The practice of calorie restriction slows aging and extends healthy life, quite dramatically so in short-lived species, and far more modestly in long-lived species. All of the mechanisms of aging, the forms of damage that accumulate in old tissues and the outcomes of that damage, are affected. Some are affected more than others, however. So it is possible to see some aspects of aging that are less robustly responsive to calorie restriction, such as loss of cognitive function, as noted here.
It is interesting to speculate on the specific mechanisms involved in an age-related decline that responds well to life-long calorie restriction, but very poorly to calorie restriction initiated in later life. We know for example that structural damage to the brain occurs in conjunction with vascular aging, meaning increased blood pressure, reduced integrity of the blood-brain barrier, and so forth. The brain regenerates poorly, so this is a form of damage that accumulates over time and will not be remediated by the later adoption of calorie restriction and a corresponding reduction in blood pressure.
Calorie restriction (CR) has been considered the most effective non-pharmacological intervention to counteract aging-related diseases and improve longevity. This intervention has shown beneficial effects in the prevention and treatment of several chronic diseases and functional declines related to aging, such as Parkinson's, Alzheimer's, and neuroendocrine disorders. However, the effects of CR on cognition show controversial results since its effects vary according to intensity, duration, and the period of CR.
Here we present some of the results of the last ten years of studies with CR at different stages of life on neurodegenerative diseases such as Alzheimer's disease. Some investigations associating CR with physical exercise have also been presented. Together this association is the main non-pharmacological strategy to prolong longevity and quality of life. We also presented some substances that mimic the effects of CR and would be potential drugs to mimic the beneficial effects of CR in individuals with some restrictions on intervention. Several studies have also been carried out not only in conventional laboratory animals but also in some wild models since CR can be an environmental factor that interferes with the survival and perpetuation of species.
This information can show the different effects of CR on cognition depending on the period in which it is initiated, its intensity and duration in different animal models, and how it can interfere with the quality of life of individuals. These studies contribute to a better understanding of the mechanisms related to CR in cognition and support future studies with humans. CR may be a potential alternative to the treatment of comorbidities related to mental healthy and cognition.

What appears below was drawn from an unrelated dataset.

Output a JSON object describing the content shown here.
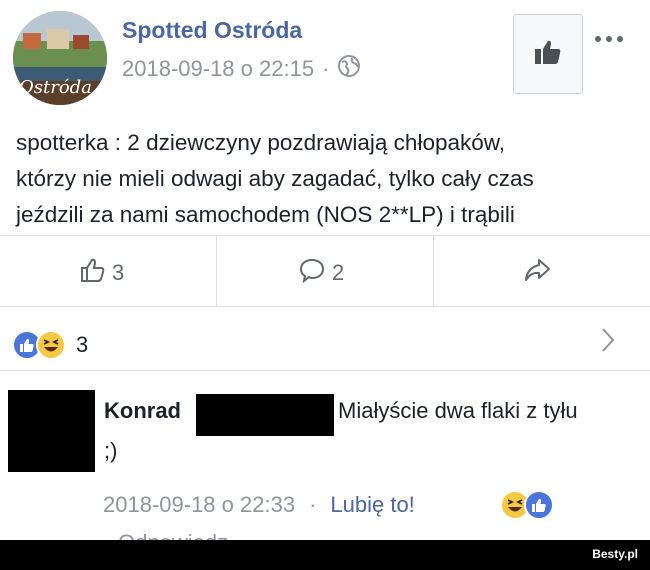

We conclude that CR between 20% and 40% initiated in the first month of life would attenuate age-related cognitive declines in experimental animals, in healthy and pathological aging, such as in Alzheimer's disease. CR may not reverse the harmful effects of aging on cognition if starts later. In addition, CR also attenuates cognitive deficits resulting from obesity and brain injuries such as traumatic brain. Finally, CR can improve cognition, when performed with moderate intensity and early in life. When performed intensely and later in experimental animals, CR may be deleterious for cognition.